The impact of legislative updates on the media market– key takeaways
On 9 February 2021, the Chamber of Deputies voted a law that implements Directive (EU) 2018/1808 of 14 November 2018 into Luxembourg law. Within the framework of the Digital Single Market Strategy for Europe, that Directive, entered into force on 18 December 2018, amended Directive 2010/13/EU on the provision of audiovisual media services (the “Audiovisual Media Services Directive”)1 If, as very often, the Council of State agrees with the exemption from the second vote, the new law will be passed and become effective in a few days.
The implementation consists in modifications to the Law of 27 July 1991 on electronic media (the “Electronic Media Law”).
What is the purpose?
Aiming at taking into account the evolution of the audiovisual media services that occurred in the last decade, the modifications notably cover new types of services and user experiences.
Considering that the public increasingly accesses and relies on such content disseminated through electronic communications networks, the new legislation intends to balance the right to access online content services with consumer protection and ensure better protection of minors.
What are the key takeaways?
- The material scope of the Electronic Media Law is widened to catch the new players who have emerged in the media market over the last decade, such as video-sharing platforms, social media services, user-generated videos, etc.
- To empower viewers, including parents and minors, the platforms concerned are required, in particular, (a) to provide sufficient information about potentially harmful content and (b) to monitor and implement appropriate measures toward user-generated content to ensure compliance with certain key principles, including the prohibition of hate speech and discrimination, and protecting minors from prejudicial content.

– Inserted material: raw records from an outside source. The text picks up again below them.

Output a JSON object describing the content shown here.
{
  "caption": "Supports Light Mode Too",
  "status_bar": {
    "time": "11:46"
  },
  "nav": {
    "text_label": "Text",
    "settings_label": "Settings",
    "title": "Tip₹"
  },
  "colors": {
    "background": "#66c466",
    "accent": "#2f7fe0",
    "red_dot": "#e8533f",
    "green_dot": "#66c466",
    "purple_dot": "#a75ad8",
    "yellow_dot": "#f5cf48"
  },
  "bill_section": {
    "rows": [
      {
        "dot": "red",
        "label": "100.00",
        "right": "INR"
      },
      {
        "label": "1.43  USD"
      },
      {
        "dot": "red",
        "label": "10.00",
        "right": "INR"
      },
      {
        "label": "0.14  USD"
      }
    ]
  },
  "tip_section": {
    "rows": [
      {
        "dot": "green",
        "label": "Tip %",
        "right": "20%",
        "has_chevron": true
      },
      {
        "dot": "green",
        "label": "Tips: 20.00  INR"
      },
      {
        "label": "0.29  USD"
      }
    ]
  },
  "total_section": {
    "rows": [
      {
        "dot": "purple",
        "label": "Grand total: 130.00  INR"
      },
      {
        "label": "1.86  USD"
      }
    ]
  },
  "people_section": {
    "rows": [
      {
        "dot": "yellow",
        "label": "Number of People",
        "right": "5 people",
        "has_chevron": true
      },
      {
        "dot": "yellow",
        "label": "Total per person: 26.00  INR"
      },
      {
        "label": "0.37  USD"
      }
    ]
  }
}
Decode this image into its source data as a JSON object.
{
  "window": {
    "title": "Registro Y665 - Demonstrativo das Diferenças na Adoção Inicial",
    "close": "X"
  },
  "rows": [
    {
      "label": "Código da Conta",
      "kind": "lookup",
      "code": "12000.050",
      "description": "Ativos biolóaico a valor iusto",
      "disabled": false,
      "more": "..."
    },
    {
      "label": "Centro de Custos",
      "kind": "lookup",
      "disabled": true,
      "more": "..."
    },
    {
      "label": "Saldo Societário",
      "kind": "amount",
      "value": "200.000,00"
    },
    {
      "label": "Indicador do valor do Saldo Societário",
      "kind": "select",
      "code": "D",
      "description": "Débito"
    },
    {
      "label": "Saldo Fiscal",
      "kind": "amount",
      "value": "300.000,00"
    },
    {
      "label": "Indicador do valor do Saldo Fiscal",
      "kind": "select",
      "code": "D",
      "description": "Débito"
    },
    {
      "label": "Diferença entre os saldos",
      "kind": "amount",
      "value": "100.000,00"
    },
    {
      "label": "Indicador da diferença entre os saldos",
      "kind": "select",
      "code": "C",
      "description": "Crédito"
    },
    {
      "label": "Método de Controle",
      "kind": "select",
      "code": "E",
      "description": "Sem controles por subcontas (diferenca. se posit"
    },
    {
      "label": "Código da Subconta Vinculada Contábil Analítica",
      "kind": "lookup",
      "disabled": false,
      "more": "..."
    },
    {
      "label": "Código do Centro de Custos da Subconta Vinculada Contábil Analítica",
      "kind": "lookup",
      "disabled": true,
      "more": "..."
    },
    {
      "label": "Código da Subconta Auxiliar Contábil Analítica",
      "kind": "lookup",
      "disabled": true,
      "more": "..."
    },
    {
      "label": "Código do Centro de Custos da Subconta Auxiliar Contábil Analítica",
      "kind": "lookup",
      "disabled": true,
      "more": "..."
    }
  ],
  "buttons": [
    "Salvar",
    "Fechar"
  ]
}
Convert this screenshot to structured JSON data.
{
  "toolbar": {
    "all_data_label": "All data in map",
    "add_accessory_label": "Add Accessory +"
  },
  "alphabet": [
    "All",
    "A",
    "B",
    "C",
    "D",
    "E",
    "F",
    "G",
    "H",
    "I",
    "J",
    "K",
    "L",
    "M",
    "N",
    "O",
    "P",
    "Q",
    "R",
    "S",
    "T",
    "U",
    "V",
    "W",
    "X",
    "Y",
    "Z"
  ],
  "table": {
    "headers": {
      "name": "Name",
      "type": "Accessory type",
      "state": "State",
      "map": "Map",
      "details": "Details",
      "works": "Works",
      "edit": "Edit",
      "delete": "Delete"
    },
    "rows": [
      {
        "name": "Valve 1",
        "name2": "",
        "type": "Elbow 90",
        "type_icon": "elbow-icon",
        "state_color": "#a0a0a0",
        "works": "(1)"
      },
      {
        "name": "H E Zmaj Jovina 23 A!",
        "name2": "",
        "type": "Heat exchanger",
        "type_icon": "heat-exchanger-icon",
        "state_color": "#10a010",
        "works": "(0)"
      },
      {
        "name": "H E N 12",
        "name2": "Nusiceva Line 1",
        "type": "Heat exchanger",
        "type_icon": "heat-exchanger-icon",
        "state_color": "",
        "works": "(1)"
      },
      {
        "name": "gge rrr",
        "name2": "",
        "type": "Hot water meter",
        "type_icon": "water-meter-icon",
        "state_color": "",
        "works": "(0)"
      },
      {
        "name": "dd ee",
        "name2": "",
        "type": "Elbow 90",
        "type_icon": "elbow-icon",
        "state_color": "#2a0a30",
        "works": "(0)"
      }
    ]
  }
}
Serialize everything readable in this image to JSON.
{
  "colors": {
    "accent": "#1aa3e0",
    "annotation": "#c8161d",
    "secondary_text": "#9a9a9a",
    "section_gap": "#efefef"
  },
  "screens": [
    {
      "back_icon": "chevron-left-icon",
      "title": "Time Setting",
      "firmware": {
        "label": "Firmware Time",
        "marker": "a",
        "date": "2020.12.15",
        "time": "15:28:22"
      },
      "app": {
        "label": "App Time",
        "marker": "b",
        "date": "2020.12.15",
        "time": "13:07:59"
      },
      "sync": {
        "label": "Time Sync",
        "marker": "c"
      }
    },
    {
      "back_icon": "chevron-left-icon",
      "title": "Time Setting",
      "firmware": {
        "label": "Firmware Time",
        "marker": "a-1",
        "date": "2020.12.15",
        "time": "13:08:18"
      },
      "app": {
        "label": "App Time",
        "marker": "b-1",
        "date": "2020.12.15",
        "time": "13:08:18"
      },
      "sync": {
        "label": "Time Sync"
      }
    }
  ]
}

- The principle of the “country of origin” to determine the Member State’s law to which the media service provider is subject still applies. Luxembourg is now required to maintain a register of media service providers who are subject to Luxembourg jurisdiction.
- The provisions on commercial advertising are adapted to grant more flexibility to media service providers with respect to the advertising moments, notably with respect to sponsorship and product placement (except in certain types of media such as the news).
- The prohibition of hate speech, incitement to violence and terrorism are strengthened with the provision of criminal sanctions, for example for public provocation to commit a terrorist offence, child pornography, racism and xenophobia.
For more information, feel free to contact our dedicated ICT, IP, media and data protection team!
- 1.Directive (EU) 2018/1808 of 14 November 2018 amending Directive 2010/13/EU on the coordination of certain provisions laid down by law, regulation or administrative action in Member States concerning the provision of audiovisual media services in view of changing market realities.